The Federal Government, on Monday, said six new companies have received approval to import petroleum products into Nigeria.
The Executive Secretary of Nigeria Mainstream and Downstream Petroleum Regulatory Authority (NMDRA), Farouk Ahmed made this disclosure to state correspondents at the Presidential Villa.
Farouk stated that apart from the approved six, several companies applied for permit to import petroleum in due course.
Ahmed also debunked insinuation that the Nigerian National Petroleum Company Limited (NNPCL) had given approval to Dangote Group to import petroleum, saying that the company has no powers to give such approval.
The managing director further noted that there are several companies that applied for fuel importation permit and anyone can apply for importation to get access to the port as the authority is open to all those interested in importing.
Ahmed said, “There are six companies who said they want to import fuel in July.

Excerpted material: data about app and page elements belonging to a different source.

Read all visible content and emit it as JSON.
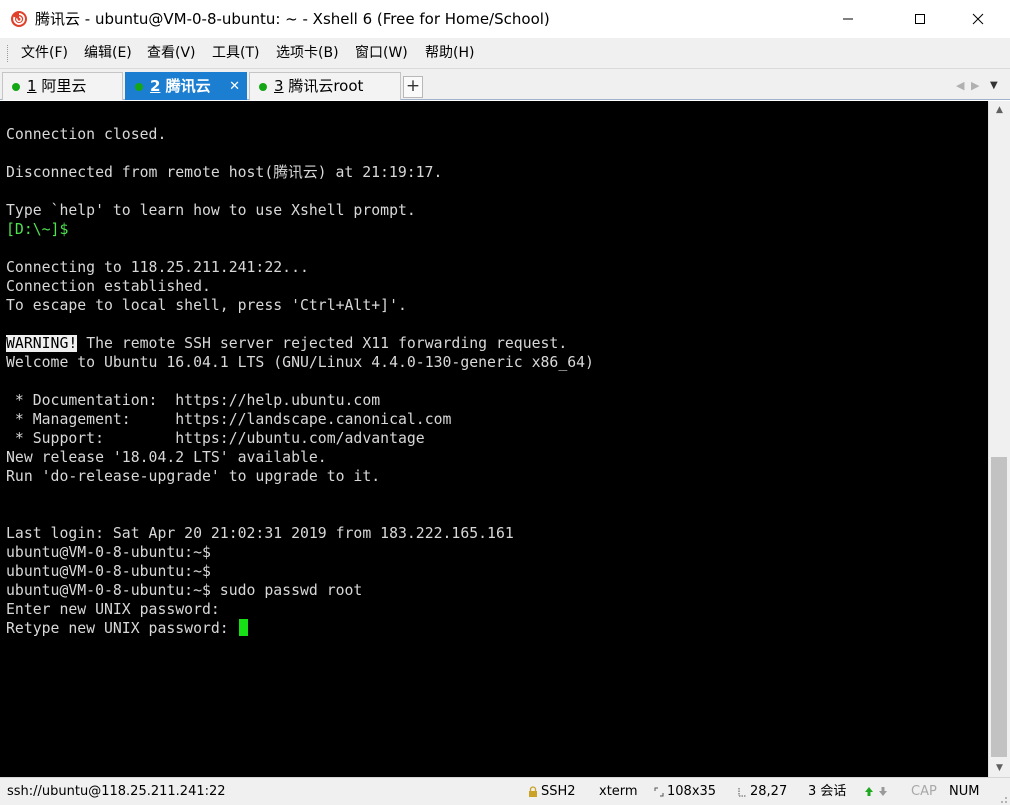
{
  "window": {
    "title": "腾讯云 - ubuntu@VM-0-8-ubuntu: ~ - Xshell 6 (Free for Home/School)"
  },
  "menu": [
    "文件(F)",
    "编辑(E)",
    "查看(V)",
    "工具(T)",
    "选项卡(B)",
    "窗口(W)",
    "帮助(H)"
  ],
  "tabs": [
    {
      "number": "1",
      "label": "阿里云",
      "active": false
    },
    {
      "number": "2",
      "label": "腾讯云",
      "active": true
    },
    {
      "number": "3",
      "label": "腾讯云root",
      "active": false
    }
  ],
  "tab_add_label": "+",
  "terminal": {
    "lines": [
      "Connection closed.",
      "",
      "Disconnected from remote host(腾讯云) at 21:19:17.",
      "",
      "Type `help' to learn how to use Xshell prompt.",
      "[D:\\~]$",
      "",
      "Connecting to 118.25.211.241:22...",
      "Connection established.",
      "To escape to local shell, press 'Ctrl+Alt+]'.",
      "",
      "WARNING!",
      "Welcome to Ubuntu 16.04.1 LTS (GNU/Linux 4.4.0-130-generic x86_64)",
      "",
      " * Documentation:  https://help.ubuntu.com",
      " * Management:     https://landscape.canonical.com",
      " * Support:        https://ubuntu.com/advantage",
      "New release '18.04.2 LTS' available.",
      "Run 'do-release-upgrade' to upgrade to it.",
      "",
      "",
      "Last login: Sat Apr 20 21:02:31 2019 from 183.222.165.161",
      "ubuntu@VM-0-8-ubuntu:~$",
      "ubuntu@VM-0-8-ubuntu:~$",
      "ubuntu@VM-0-8-ubuntu:~$ sudo passwd root",
      "Enter new UNIX password:",
      "Retype new UNIX password: "
    ],
    "warning_rest": " The remote SSH server rejected X11 forwarding request.",
    "local_prompt_line": 5,
    "warning_line": 11,
    "cursor_line": 26
  },
  "status": {
    "connection": "ssh://ubuntu@118.25.211.241:22",
    "protocol": "SSH2",
    "terminal_type": "xterm",
    "size": "108x35",
    "cursor_pos": "28,27",
    "sessions": "3 会话",
    "caps": "CAP",
    "num": "NUM"
  },
  "colors": {
    "active_tab": "#1b7ed1",
    "connected_dot": "#15a615",
    "prompt_green": "#4fe24f",
    "cursor": "#17e017",
    "terminal_bg": "#000000"
  }
}
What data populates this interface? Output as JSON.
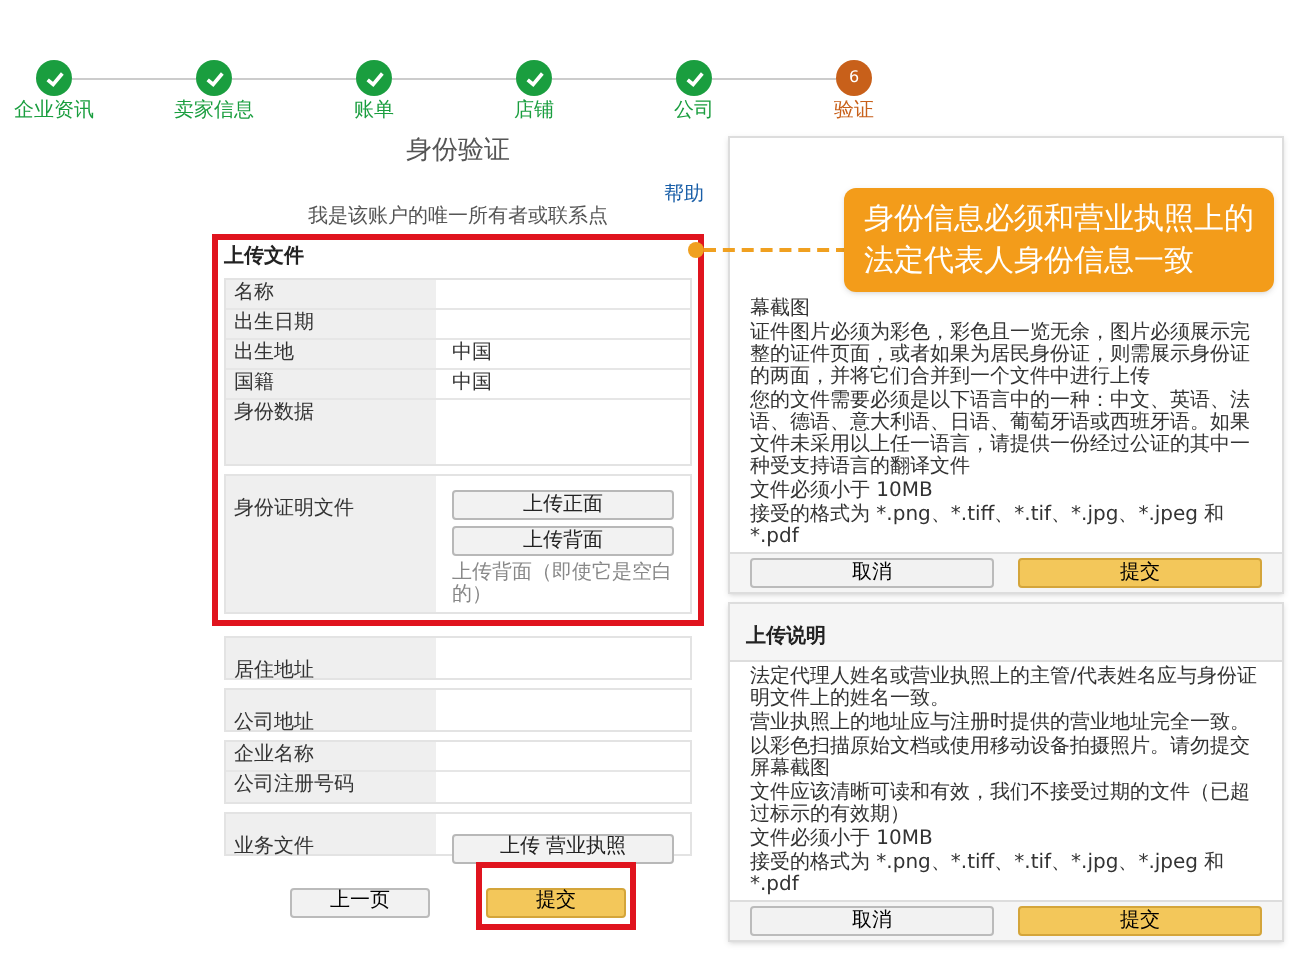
{
  "steps": [
    {
      "label": "企业资讯",
      "completed": true
    },
    {
      "label": "卖家信息",
      "completed": true
    },
    {
      "label": "账单",
      "completed": true
    },
    {
      "label": "店铺",
      "completed": true
    },
    {
      "label": "公司",
      "completed": true
    },
    {
      "label": "验证",
      "completed": false,
      "number": "6"
    }
  ],
  "title": "身份验证",
  "help_link": "帮助",
  "owner_note": "我是该账户的唯一所有者或联系点",
  "upload_section": {
    "title": "上传文件",
    "highlighted": true,
    "fields": [
      {
        "label": "名称",
        "kind": "line"
      },
      {
        "label": "出生日期",
        "kind": "line"
      },
      {
        "label": "出生地",
        "value": "中国",
        "kind": "line"
      },
      {
        "label": "国籍",
        "value": "中国",
        "kind": "line"
      },
      {
        "label": "身份数据",
        "kind": "tall"
      }
    ],
    "id_document": {
      "label": "身份证明文件",
      "buttons": [
        "上传正面",
        "上传背面"
      ],
      "note": "上传背面（即使它是空白的）"
    }
  },
  "address_fields": [
    {
      "label": "居住地址"
    },
    {
      "label": "公司地址"
    }
  ],
  "company_fields": [
    {
      "label": "企业名称"
    },
    {
      "label": "公司注册号码"
    }
  ],
  "business_document": {
    "label": "业务文件",
    "button": "上传 营业执照"
  },
  "nav_buttons": [
    {
      "label": "上一页",
      "kind": "secondary",
      "highlighted": false
    },
    {
      "label": "提交",
      "kind": "primary",
      "highlighted": true
    }
  ],
  "callout": {
    "lines": [
      "身份信息必须和营业执照上的",
      "法定代表人身份信息一致"
    ]
  },
  "info_panels": [
    {
      "bullets": [
        "幕截图",
        "证件图片必须为彩色，彩色且一览无余，图片必须展示完整的证件页面，或者如果为居民身份证，则需展示身份证的两面，并将它们合并到一个文件中进行上传",
        "您的文件需要必须是以下语言中的一种：中文、英语、法语、德语、意大利语、日语、葡萄牙语或西班牙语。如果文件未采用以上任一语言，请提供一份经过公证的其中一种受支持语言的翻译文件",
        "文件必须小于 10MB",
        "接受的格式为 *.png、*.tiff、*.tif、*.jpg、*.jpeg 和 *.pdf"
      ],
      "buttons": [
        "取消",
        "提交"
      ]
    },
    {
      "title": "上传说明",
      "bullets": [
        "法定代理人姓名或营业执照上的主管/代表姓名应与身份证明文件上的姓名一致。",
        "营业执照上的地址应与注册时提供的营业地址完全一致。",
        "以彩色扫描原始文档或使用移动设备拍摄照片。请勿提交屏幕截图",
        "文件应该清晰可读和有效，我们不接受过期的文件（已超过标示的有效期）",
        "文件必须小于 10MB",
        "接受的格式为 *.png、*.tiff、*.tif、*.jpg、*.jpeg 和 *.pdf"
      ],
      "buttons": [
        "取消",
        "提交"
      ]
    }
  ]
}
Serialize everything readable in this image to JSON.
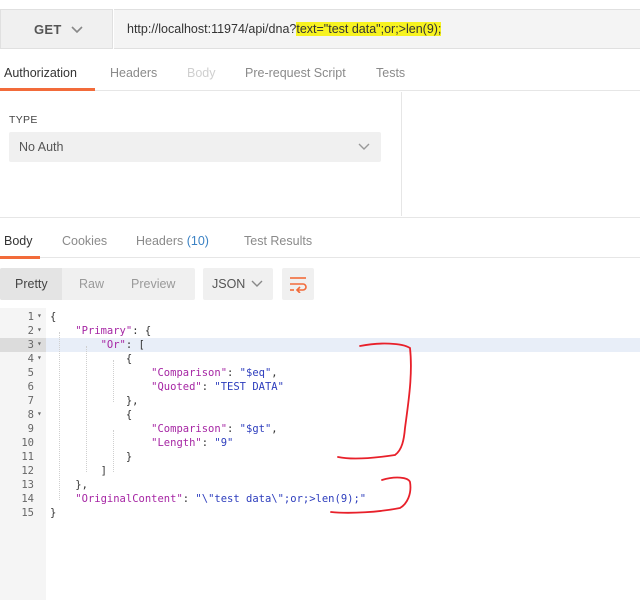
{
  "request": {
    "method": "GET",
    "url_prefix": "http://localhost:11974/api/dna?",
    "url_highlight": "text=\"test data\";or;>len(9);"
  },
  "request_tabs": [
    {
      "label": "Authorization"
    },
    {
      "label": "Headers"
    },
    {
      "label": "Body"
    },
    {
      "label": "Pre-request Script"
    },
    {
      "label": "Tests"
    }
  ],
  "auth": {
    "type_label": "TYPE",
    "selected": "No Auth"
  },
  "response_tabs": [
    {
      "label": "Body"
    },
    {
      "label": "Cookies"
    },
    {
      "label": "Headers",
      "badge": "(10)"
    },
    {
      "label": "Test Results"
    }
  ],
  "response_toolbar": {
    "views": [
      "Pretty",
      "Raw",
      "Preview"
    ],
    "format": "JSON"
  },
  "code_lines": [
    {
      "n": "1",
      "fold": "▾",
      "code": "{"
    },
    {
      "n": "2",
      "fold": "▾",
      "code": "    \"Primary\": {"
    },
    {
      "n": "3",
      "fold": "▾",
      "code": "        \"Or\": ["
    },
    {
      "n": "4",
      "fold": "▾",
      "code": "            {"
    },
    {
      "n": "5",
      "fold": "",
      "code": "                \"Comparison\": \"$eq\","
    },
    {
      "n": "6",
      "fold": "",
      "code": "                \"Quoted\": \"TEST DATA\""
    },
    {
      "n": "7",
      "fold": "",
      "code": "            },"
    },
    {
      "n": "8",
      "fold": "▾",
      "code": "            {"
    },
    {
      "n": "9",
      "fold": "",
      "code": "                \"Comparison\": \"$gt\","
    },
    {
      "n": "10",
      "fold": "",
      "code": "                \"Length\": \"9\""
    },
    {
      "n": "11",
      "fold": "",
      "code": "            }"
    },
    {
      "n": "12",
      "fold": "",
      "code": "        ]"
    },
    {
      "n": "13",
      "fold": "",
      "code": "    },"
    },
    {
      "n": "14",
      "fold": "",
      "code": "    \"OriginalContent\": \"\\\"test data\\\";or;>len(9);\""
    },
    {
      "n": "15",
      "fold": "",
      "code": "}"
    }
  ],
  "icons": {
    "method_chevron": "chevron-down-icon",
    "auth_chevron": "chevron-down-icon",
    "format_chevron": "chevron-down-icon",
    "wrap": "wrap-lines-icon"
  },
  "colors": {
    "accent": "#f26b3a",
    "url_highlight": "#f7f320",
    "json_key": "#a626a4",
    "json_string": "#2d3dbd",
    "annotation": "#e8202a"
  }
}
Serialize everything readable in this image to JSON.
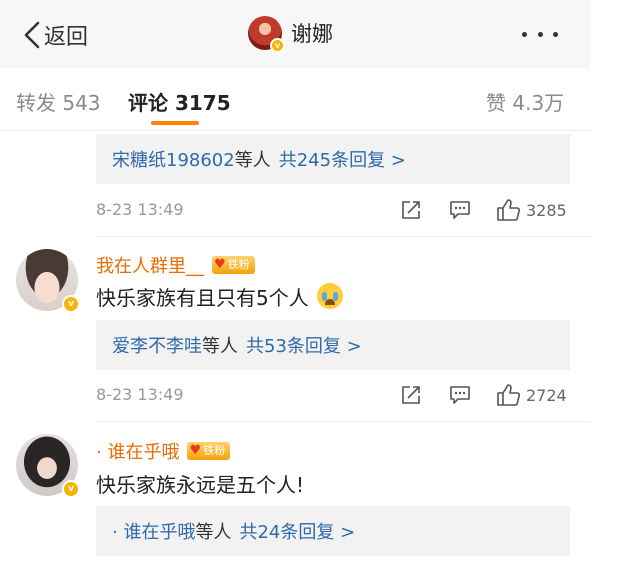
{
  "header": {
    "back_label": "返回",
    "title": "谢娜",
    "more_icon": "more-horizontal-icon",
    "verified_color": "#f7b500"
  },
  "tabs": {
    "repost": "转发 543",
    "comments": "评论 3175",
    "likes": "赞 4.3万",
    "active": "comments",
    "accent": "#ff8200"
  },
  "comments": [
    {
      "reply_summary": {
        "names": "宋糖纸198602",
        "suffix": "等人",
        "link": "共245条回复 >"
      },
      "time": "8-23 13:49",
      "likes": "3285"
    },
    {
      "username": "我在人群里__",
      "fan_badge": "铁粉",
      "text": "快乐家族有且只有5个人",
      "emoji": "crying-face-emoji",
      "reply_summary": {
        "names": "爱李不李哇",
        "suffix": "等人",
        "link": "共53条回复 >"
      },
      "time": "8-23 13:49",
      "likes": "2724"
    },
    {
      "username": "· 谁在乎哦",
      "fan_badge": "铁粉",
      "text": "快乐家族永远是五个人!",
      "reply_summary": {
        "names": "· 谁在乎哦",
        "suffix": "等人",
        "link": "共24条回复 >"
      }
    }
  ],
  "colors": {
    "username": "#e86d00",
    "link": "#2f6aa8",
    "reply_box_bg": "#f2f2f2",
    "meta_text": "#999999"
  }
}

Of course, all the others may import in December in November, or anytime but those who expressed interest to bring in fuel in July there were six of them as of this morning.
“The beauty of it is that there are interests which means that they have been able to have access to foreign exchange in order to import.
“Now, as we go along, of course, we’ll be briefing you on the progress or the achievements so far, but the important thing is that NNPC has 30 days fuel sufficiency, so we do not anticipate any gap in supply or in distribution.”
Meanwhile, President Bola Tinubu has taken steps to stop ship owners from withdrawing their vessels over what they see as excessive back charges.
The Special Adviser to the President on Revenue, Zacchaeus Adedeji, who led government officials in an interactive session with shipping stakeholders at the State House, warned that Nigeria cannot afford not to have vessels move in and out of the country.
Reports had suggested that at least two ship owners said they were keeping their vessels away from Nigeria after a series of multimillion dollar tax bills were sent out, seeking to recover back unpaid duties from 2010 to 2019.
Briefing State House correspondents after a meeting today with stakeholders, Adedeji allayed fears within the oil and gas sector, spelling out the agreement reached to avert vessel withdrawal so as not to disrupt the flow of products.
The presidential aide assured that a technical committee has been set up to resolve the issues in contention.
He noted that no vessel would be arrested or detained as the committee works to reconcile the back taxes